I believe all of these “sci-fi” advances will become widely used in the next decade.
PBN: How does our understanding of how the brain functions in terms of memory and learning changed through your work?
DONOGHUE: We’re learning a lot about higher brain functions like learning and memory through research in the Institute. More than how my work changes that understanding, research of talented basic researchers in the Institute are changing our ability to create better brain interfaces.
A major grant from the U.S. Department of Defense to understand how to repair the damaged brain has allowed Brown professors Rebecca Burwell and David Sheinberg to experiment with memory and perception circuits in animal models using a technology that turns neurons on and off using light.
David Badre is studying how networks involving the most specialized parts of our brain can turn memories into action.
For BrainGate to work, we must understand how complex interactions in the brain lead from very abstract concepts to a specific behavior, like reaching out and grabbing your coffee cup for a sip.
On the other hand, our work is informing the scientific and clinical community about the operations of the human brain at the scale of groups of neurons, a view of our brain that has never before been available.
PBN: What kinds of opportunities are there for potential breakthrough therapies and drug treatments for diseases such as schizophrenia?
DONOGHUE: For all the progress we’re making in the many labs around Providence, we know there is a lot more to be done to understand, prevent and treat autism, schizophrenia, bipolar disorder, addiction, or Alzheimer’s Disease.

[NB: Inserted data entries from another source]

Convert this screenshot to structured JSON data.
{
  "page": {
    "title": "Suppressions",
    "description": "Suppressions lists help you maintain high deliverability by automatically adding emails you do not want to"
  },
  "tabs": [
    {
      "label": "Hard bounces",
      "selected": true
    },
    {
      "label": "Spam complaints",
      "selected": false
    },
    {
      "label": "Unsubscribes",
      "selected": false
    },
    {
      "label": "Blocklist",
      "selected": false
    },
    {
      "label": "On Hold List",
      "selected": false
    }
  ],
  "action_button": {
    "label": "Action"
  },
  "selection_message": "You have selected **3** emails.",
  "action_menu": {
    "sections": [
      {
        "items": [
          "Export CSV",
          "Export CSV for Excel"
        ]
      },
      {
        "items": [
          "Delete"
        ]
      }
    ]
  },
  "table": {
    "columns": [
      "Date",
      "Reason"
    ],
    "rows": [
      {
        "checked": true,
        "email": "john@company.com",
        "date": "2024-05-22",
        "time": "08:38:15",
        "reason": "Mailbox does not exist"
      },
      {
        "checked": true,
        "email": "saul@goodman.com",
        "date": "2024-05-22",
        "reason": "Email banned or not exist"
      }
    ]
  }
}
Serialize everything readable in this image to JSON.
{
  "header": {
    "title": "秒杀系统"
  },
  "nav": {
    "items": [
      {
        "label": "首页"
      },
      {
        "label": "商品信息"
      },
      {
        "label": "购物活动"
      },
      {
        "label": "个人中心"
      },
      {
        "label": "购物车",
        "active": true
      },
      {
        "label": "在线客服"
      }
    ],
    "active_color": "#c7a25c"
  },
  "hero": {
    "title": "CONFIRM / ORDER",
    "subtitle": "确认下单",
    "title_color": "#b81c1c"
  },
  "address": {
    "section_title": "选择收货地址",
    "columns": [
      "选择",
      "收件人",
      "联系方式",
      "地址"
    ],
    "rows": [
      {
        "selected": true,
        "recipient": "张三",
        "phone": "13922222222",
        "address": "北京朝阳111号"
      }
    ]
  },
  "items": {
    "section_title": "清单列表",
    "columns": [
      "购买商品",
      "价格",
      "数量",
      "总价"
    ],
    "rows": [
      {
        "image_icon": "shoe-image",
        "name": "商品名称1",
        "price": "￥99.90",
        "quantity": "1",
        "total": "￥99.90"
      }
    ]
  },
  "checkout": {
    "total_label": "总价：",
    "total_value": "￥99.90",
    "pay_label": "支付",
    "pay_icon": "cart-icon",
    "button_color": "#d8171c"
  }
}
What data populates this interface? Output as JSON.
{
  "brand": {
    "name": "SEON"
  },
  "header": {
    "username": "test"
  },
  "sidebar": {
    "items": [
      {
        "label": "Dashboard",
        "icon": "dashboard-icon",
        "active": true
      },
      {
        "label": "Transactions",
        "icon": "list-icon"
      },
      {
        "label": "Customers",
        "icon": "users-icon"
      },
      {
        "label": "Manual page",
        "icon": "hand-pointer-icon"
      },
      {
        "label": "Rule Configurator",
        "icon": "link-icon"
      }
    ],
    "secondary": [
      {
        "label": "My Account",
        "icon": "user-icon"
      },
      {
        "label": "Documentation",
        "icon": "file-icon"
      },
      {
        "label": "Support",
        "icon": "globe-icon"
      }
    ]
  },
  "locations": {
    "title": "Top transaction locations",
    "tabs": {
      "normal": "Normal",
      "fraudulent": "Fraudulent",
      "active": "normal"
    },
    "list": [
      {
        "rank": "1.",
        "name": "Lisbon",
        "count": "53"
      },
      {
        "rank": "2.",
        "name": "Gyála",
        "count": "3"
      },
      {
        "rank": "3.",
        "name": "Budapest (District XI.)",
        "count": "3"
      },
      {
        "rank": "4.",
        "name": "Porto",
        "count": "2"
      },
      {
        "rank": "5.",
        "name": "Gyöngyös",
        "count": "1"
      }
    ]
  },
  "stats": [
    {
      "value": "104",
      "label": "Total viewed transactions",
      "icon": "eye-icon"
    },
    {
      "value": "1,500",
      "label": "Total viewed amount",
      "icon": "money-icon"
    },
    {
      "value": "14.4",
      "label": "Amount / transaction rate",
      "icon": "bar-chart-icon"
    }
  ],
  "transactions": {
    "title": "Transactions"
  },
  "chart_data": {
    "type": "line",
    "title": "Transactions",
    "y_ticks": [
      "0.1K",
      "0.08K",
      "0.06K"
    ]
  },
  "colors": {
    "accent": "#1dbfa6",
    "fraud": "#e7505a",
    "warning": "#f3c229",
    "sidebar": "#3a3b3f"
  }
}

One major focus of the Brown Institute for Brain Science is to accelerate our understanding of the brain’s networks, which is where many neuroscientists believe the most interesting functions emerge.
Increasing research in areas like systems and computational neuroscience will enhance our understanding of how those networks function, and sometimes break down, leading to schizophrenia or mood or thought disorders.
Eric Morrow’s work with stem cells is, to me, one of the most exciting new areas of research because it may provide critical clues at the level of brain connections and genes about the causes of autism.
Finally, the Brown Institute for Brain Science includes a large group of researchers interested in the fundamental processes that go wrong at the cellular, gene and molecular level leading to Alzheimer’s or Parkinson’s of other neurodegenerative diseases. Finding basic, common mechanisms of disease is at the heart of learning how to treat or prevent them.